Jeer de Fête
Ensemble Relationship Drama Feels More Like A Famine
In Feast of Love, Morgan Freeman plays a lightning rod of sorts for love and human dysfunction. Wherever he goes, people tend to fall for each other or break apart while he watches and pontificates via pretentious narration about the nature of our most revered emotion. There is no supernatural reason for this; we're just supposed to accept it as cosmic coincidence, just like we're supposed to accept that his character, Professor Harry Stevenson, no longer feels he can contribute to his students' lives even as he demonstrates time and time again that he has a profound understanding of human beings. His self-doubt stems from the recent death of his son from a drug overdose, a story line that's given so little screen time that, whenever it's mentioned, it takes a moment to remember that Harry, like everybody else in the movie, has experienced great tragedy. It's too bad because Feast of Love, adapted from Charles Baxter's equally pretentious book, would have worked as a deft study of human interaction if not for its inability to have fun with itself. There is so little joy in the ensemble drama's stories that you begin to imagine that love, even when it's being experienced, isn't worth it at all.
Take Bradley (Greg Kinnear), the coffee-shop owner who loves so intensely and so blindly that he convinces himself that his wife (Selma Blair), who is terrified of dogs, actually wants him to buy her one for her birthday after, in an effort to heal her fear, he forces her to visit a pound and she rebelliously names a sad, pathetic-looking dog "Bradley." He also misses the fact that his wife fell in love with a rival softball team's female shortstop right in front of his eyes; Harry, of course, notices. Bradley misses such observations with his second wife, too; Radha Mitchell's Diana marries him because she can't find any "disqualifiers" in his personality and life, even though she's desperately in love with a married man (Billy Burke).

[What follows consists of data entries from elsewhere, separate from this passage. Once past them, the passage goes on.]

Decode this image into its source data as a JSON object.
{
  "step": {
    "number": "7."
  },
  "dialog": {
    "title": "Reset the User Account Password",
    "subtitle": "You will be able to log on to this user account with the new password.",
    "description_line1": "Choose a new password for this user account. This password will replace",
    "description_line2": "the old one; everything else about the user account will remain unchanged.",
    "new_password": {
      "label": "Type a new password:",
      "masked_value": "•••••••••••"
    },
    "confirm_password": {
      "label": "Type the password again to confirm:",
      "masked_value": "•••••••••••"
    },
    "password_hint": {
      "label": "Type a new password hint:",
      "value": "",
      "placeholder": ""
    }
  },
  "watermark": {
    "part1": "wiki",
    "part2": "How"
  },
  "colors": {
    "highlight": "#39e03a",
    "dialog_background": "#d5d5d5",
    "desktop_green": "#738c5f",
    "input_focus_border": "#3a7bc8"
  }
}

Bradley's successful coffeeshop--which apparently only requires the owner and two employees to operate daily--serves as the conduit for another passionate love affair. The angel-faced ex-junkie Oscar (Toby Hemingway) quickly falls head over heels for his new co-worker, the spirited Chloe (Alexa Davalos), and before long they have sex everywhere they can. There's even a spectacular love scene on the 50-yard line of the local college's football stadium under a meteor shower that, despite some lazy editing, remains memorable. Soon the two broke kids are planning to move in together, even going so far as to make a pornographic tape to pay rent. But a visit to a psychic reveals to Chloe that Oscar's time on earth is limited, so she buys him a cheeseburger and asks him to marry her. She quickly tosses away her birth control and ends up pregnant despite the inevitable.
Diana's relationship with David (Burke) is the movie's most complex, authentic, and insightful. At first it appears the two only connect through sex--lots of it, incredibly graphic sex, too. As Diana reveals more of her relationship with Bradley to David, though, her lover becomes jealous and, of all things, defensive of Bradley. David, after all, married his wife for love and spent 11 years trying to make it work even after the love was gone. Diana, whom he now perceives as a monster, is willing to marry a man she doesn't love and destroy his life, too. The bedroom argument during which this plays out is the movie's best sequence.
Feast of Love should not be such a disappointment. Screenwriter Allison Burnett fixed the glaring structural and narrative problems of a well-intentioned novel and veteran director Robert Benton got plenty of great performances from his cast, especially Kinnear, Davalos, and Burke. But ultimately the script adheres too closely to a text that often read more like a Chicken Soup guide to romantic philosophy than a serious meditation on modern relationships and Benton's attempts to paint scenes in color resulted in an overindulgent lushness that often drowns the senses. Like Baxter, the filmmakers wanted to load every scene with profundity, but they didn't stop to consider that there wasn't much there to begin with.